Three weeks ago I had the final portion of my Sabbatical by going on a week long tree course at the Arc of Appalachia in South central Ohio. We spent much of the week outside, in the forest, walking the paths and learning the names and personalities of the trees around us under the fabulous instruction of Nancy Stranahan. During our first day there, we were asked to introduced ourselves to each other and talk about some of the reasons we were there; and as others started talking it became clear to me that the reason I was there to fall in love with these things, these trees, that, for whatever reason, I had not yet learned to love. It helps, by the way, to fall in love when you are surrounded by people on that same mission. And it does take time, and, as Nancy taught us, you have to know more than just a name. A name is important, but knowing the life behind the name and seeing how it is connected to our life is how we start to learn to love. So we spent the week walking, slowly, through the forest, and slowly, these trees that have always been surrounding me my whole life started revealing their loveliness.

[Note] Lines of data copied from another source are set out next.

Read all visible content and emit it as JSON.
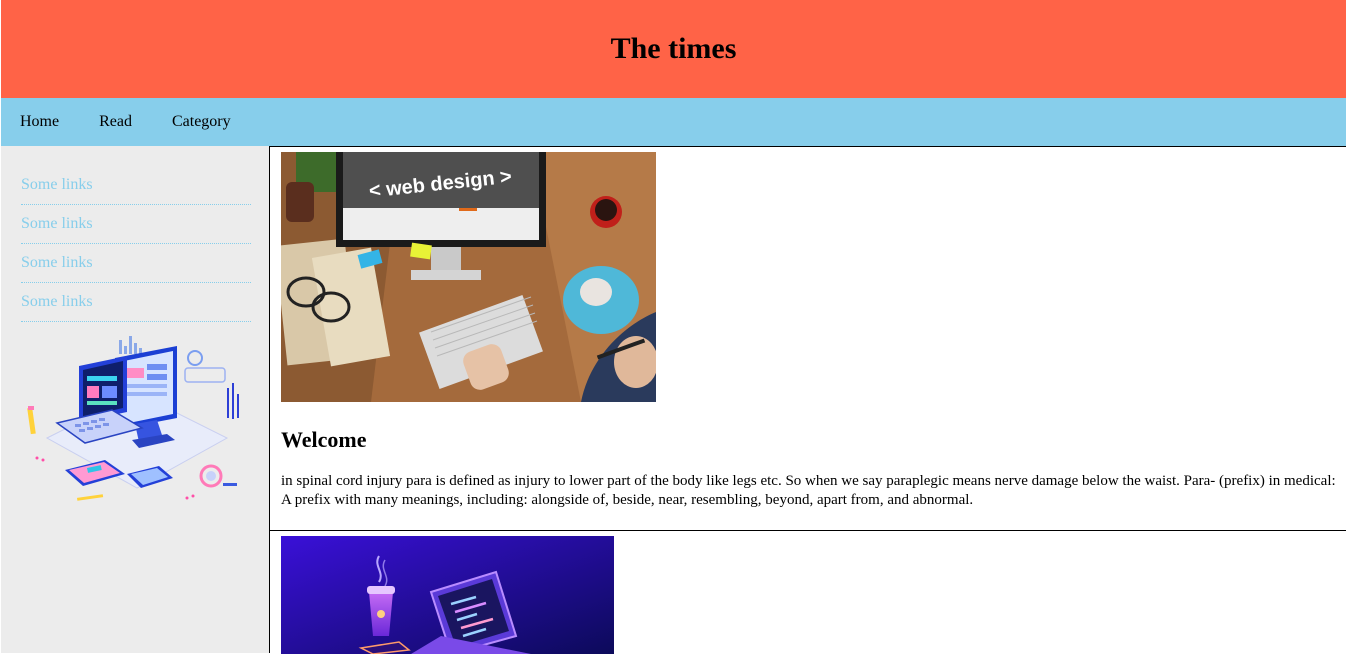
{
  "header": {
    "title": "The times"
  },
  "nav": {
    "items": [
      "Home",
      "Read",
      "Category"
    ]
  },
  "sidebar": {
    "links": [
      "Some links",
      "Some links",
      "Some links",
      "Some links"
    ]
  },
  "main": {
    "article": {
      "image_text": "< web design >",
      "title": "Welcome",
      "body": "in spinal cord injury para is defined as injury to lower part of the body like legs etc. So when we say paraplegic means nerve damage below the waist. Para- (prefix) in medical: A prefix with many meanings, including: alongside of, beside, near, resembling, beyond, apart from, and abnormal."
    }
  },
  "colors": {
    "header_bg": "#ff6347",
    "nav_bg": "#87ceeb",
    "sidebar_bg": "#ececec",
    "link": "#87ceeb"
  }
}
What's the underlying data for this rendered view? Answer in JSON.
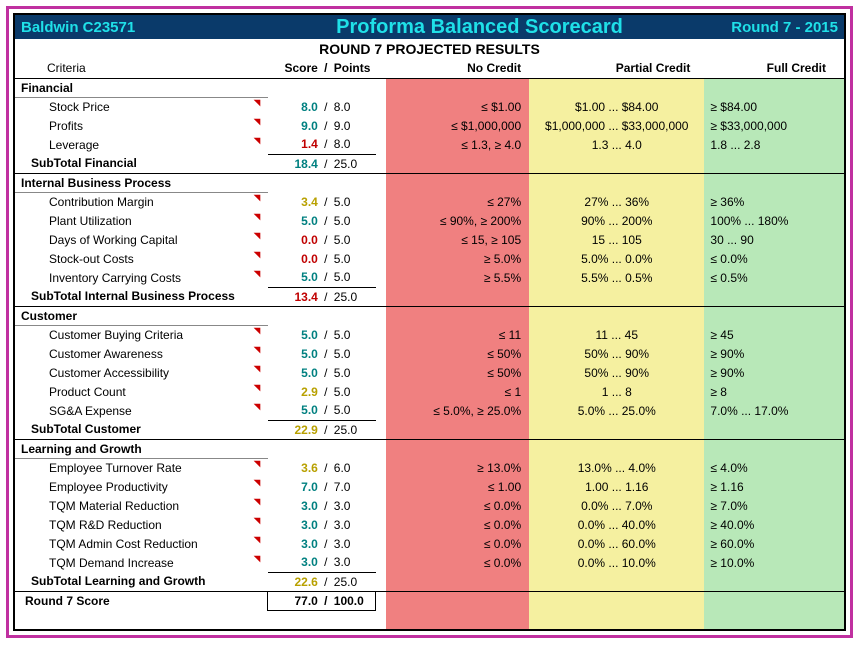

For the last 13 years our congregation has come to call this Oakley neighborhood home, and over this time we have come to know many of its people and its personality. It takes time, and careful attention, but we are coming to know it, it is coming to know us, and we are growing to love it. I don’t know about ‘saving Oakley,’ but I can say with some confidence that we are a significant part of the overall well-being of the neighborhood, and that the more we love, the greater the light of our presence.
One of the joys of congregational life is that we bring so many different loves to our gathering, and we get to learn from one another, be taught by one another how to better love things we have not yet learned to love. I think of Keith Lehman and his love for language, Rod and Mary Stucky’s love of music, Jennifer Jorgenson, Jane Patty, and Rachel Smith’s love for vulnerable children, Jim Miller’s love for just about everything he can find to read and do. The love of the children for play and learning. The way the whole congregation works together around the time of Mennonite Arts Weekend to share in the love of the arts.
One of the pieces of wisdom that I’ll remember from the tree course was Nancy’s belief that the only way to really preserve the forest was that each person had to pick a plot of land and care for it. It’s too much for any one person or organization to do, but each person has the ability to care for a plot, wherever that space might be. And this seems to apply not only to the forest, but to whatever place has been given us to love.
I mentioned last week that these three sermons will be about the big picture. That is more true of last week and next week. This is about the small picture, that part of the big picture we’re be given. Where we are, which is, inherently, a limited amount of space.
And loving the place where we are, or the unique gifts we’ve been given, may be one of most difficult things to do in life. The way the Abraham and Lot story deals with this is by reversing that kind of mentality that holds that the grass is always greener on the other side. Because in the story, the grass actually is greener on the other side. Lot gets the green side, and Abraham gets the not-as-green side. But its Abraham who receives the instruction to walk all around his portion of the land, to notice and know and love it, and to watch it become the place where the story of salvation takes place. This is the place he’s been given.
So I’m extending an invitation to fall in love. Walk, sing, write, talk, study, meditate your way into love. It’s a process that takes time, and potentially some pretty hard work, but it’s exactly what our world needs. It’s exactly what God is inviting us into.